**About this task:**
Set every entry below down once more, exactly as it stands, without images.

►

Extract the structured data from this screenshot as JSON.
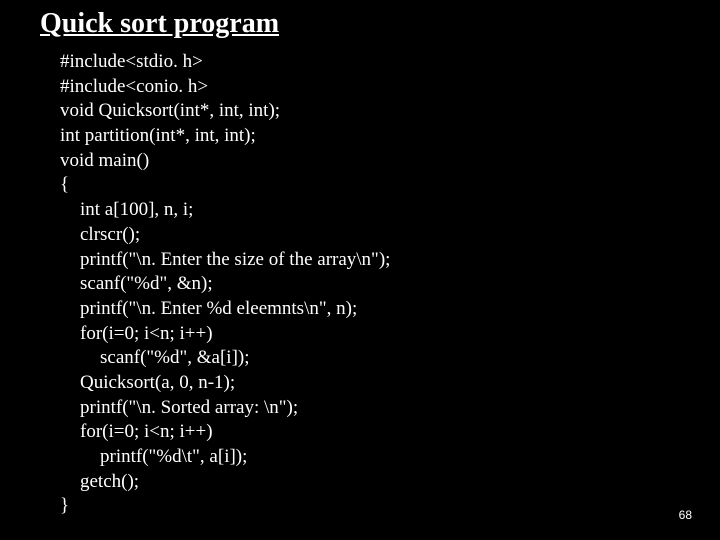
{
  "title": "Quick sort program",
  "code": {
    "l0": "#include<stdio. h>",
    "l1": "#include<conio. h>",
    "l2": "void Quicksort(int*, int, int);",
    "l3": "int partition(int*, int, int);",
    "l4": "void main()",
    "l5": "{",
    "l6": "int a[100], n, i;",
    "l7": "clrscr();",
    "l8": "printf(\"\\n. Enter the size of the array\\n\");",
    "l9": "scanf(\"%d\", &n);",
    "l10": "printf(\"\\n. Enter %d eleemnts\\n\", n);",
    "l11": "for(i=0; i<n; i++)",
    "l12": "scanf(\"%d\", &a[i]);",
    "l13": "Quicksort(a, 0, n-1);",
    "l14": "printf(\"\\n. Sorted array: \\n\");",
    "l15": "for(i=0; i<n; i++)",
    "l16": "printf(\"%d\\t\", a[i]);",
    "l17": "getch();",
    "l18": "}"
  },
  "page_number": "68"
}
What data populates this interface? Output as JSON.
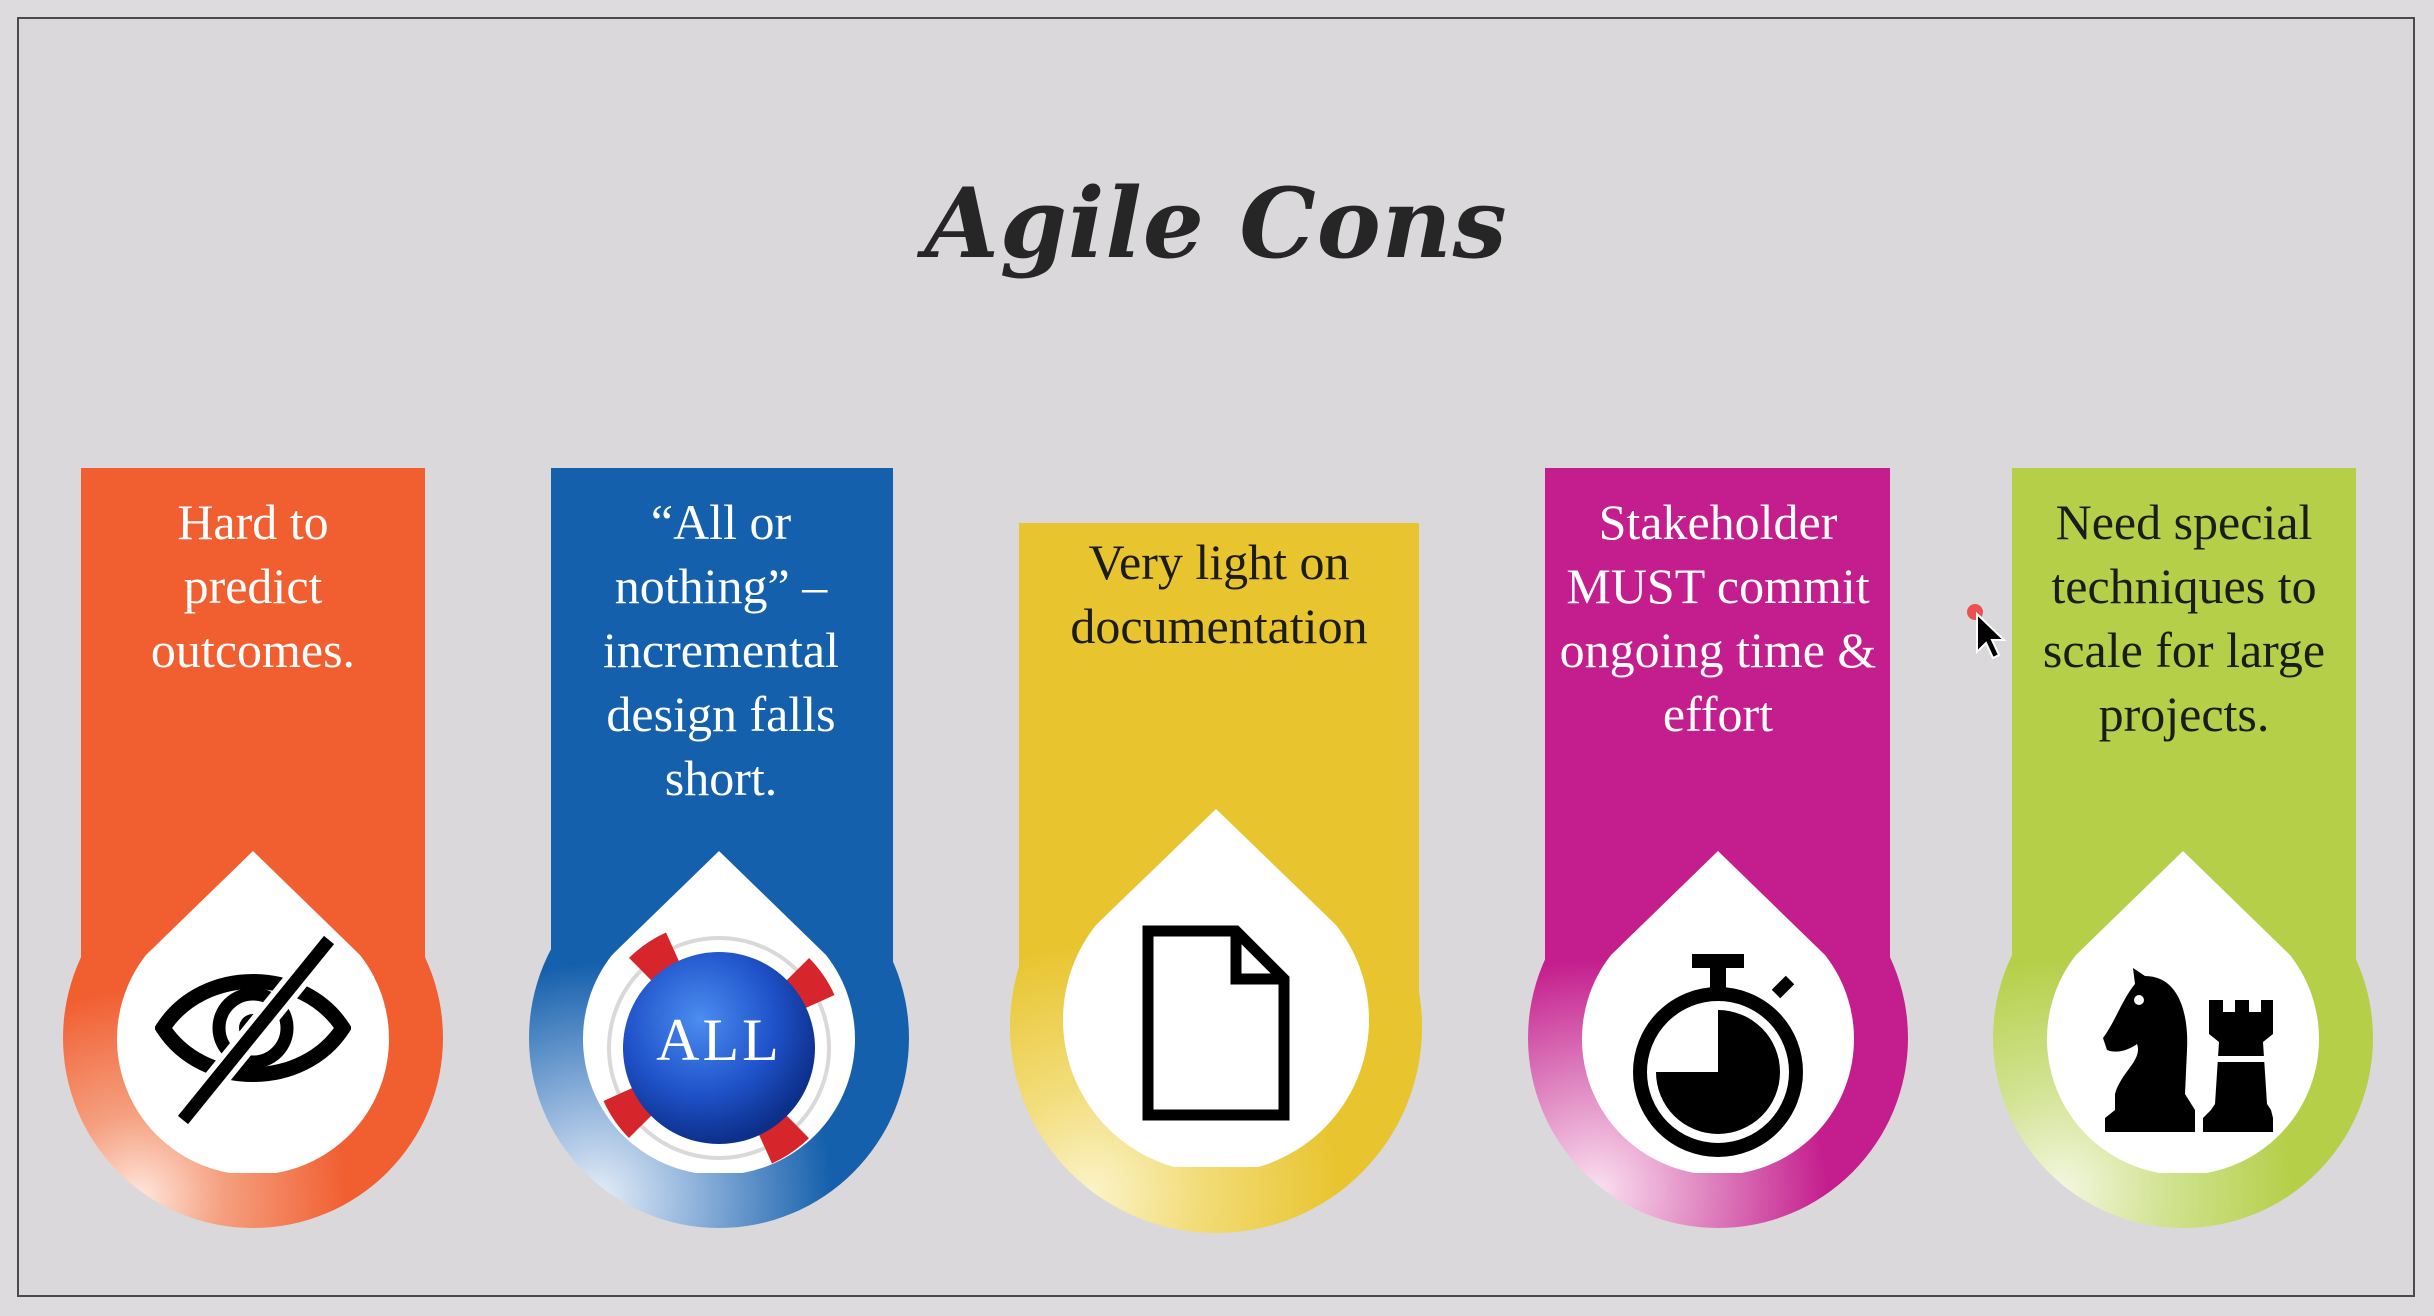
{
  "title": "Agile Cons",
  "cards": [
    {
      "label": "Hard to predict outcomes.",
      "color": "#f15e30",
      "icon": "eye-slash-icon"
    },
    {
      "label": "“All or nothing” – incremental design falls short.",
      "color": "#1560ac",
      "icon": "all-life-buoy-icon",
      "icon_text": "ALL"
    },
    {
      "label": "Very light on documentation",
      "color": "#e8c42e",
      "icon": "document-icon"
    },
    {
      "label": "Stakeholder MUST commit ongoing time & effort",
      "color": "#c41d8d",
      "icon": "stopwatch-icon"
    },
    {
      "label": "Need special techniques to scale for large projects.",
      "color": "#b5cf48",
      "icon": "chess-pieces-icon"
    }
  ]
}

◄

**Output for this task:**
Extract the structured data from this screenshot as JSON.
{
  "title": "Quick sort program",
  "code": {
    "l0": "#include<stdio. h>",
    "l1": "#include<conio. h>",
    "l2": "void Quicksort(int*, int, int);",
    "l3": "int partition(int*, int, int);",
    "l4": "void main()",
    "l5": "{",
    "l6": "int a[100], n, i;",
    "l7": "clrscr();",
    "l8": "printf(\"\\n. Enter the size of the array\\n\");",
    "l9": "scanf(\"%d\", &n);",
    "l10": "printf(\"\\n. Enter %d eleemnts\\n\", n);",
    "l11": "for(i=0; i<n; i++)",
    "l12": "scanf(\"%d\", &a[i]);",
    "l13": "Quicksort(a, 0, n-1);",
    "l14": "printf(\"\\n. Sorted array: \\n\");",
    "l15": "for(i=0; i<n; i++)",
    "l16": "printf(\"%d\\t\", a[i]);",
    "l17": "getch();",
    "l18": "}"
  },
  "page_number": "68"
}
What data populates this interface? Output as JSON.
{
  "title": "Agile Cons",
  "cards": [
    {
      "label": "Hard to predict outcomes.",
      "color": "#f15e30",
      "icon": "eye-slash-icon"
    },
    {
      "label": "“All or nothing” – incremental design falls short.",
      "color": "#1560ac",
      "icon": "all-life-buoy-icon",
      "icon_text": "ALL"
    },
    {
      "label": "Very light on documentation",
      "color": "#e8c42e",
      "icon": "document-icon"
    },
    {
      "label": "Stakeholder MUST commit ongoing time & effort",
      "color": "#c41d8d",
      "icon": "stopwatch-icon"
    },
    {
      "label": "Need special techniques to scale for large projects.",
      "color": "#b5cf48",
      "icon": "chess-pieces-icon"
    }
  ]
}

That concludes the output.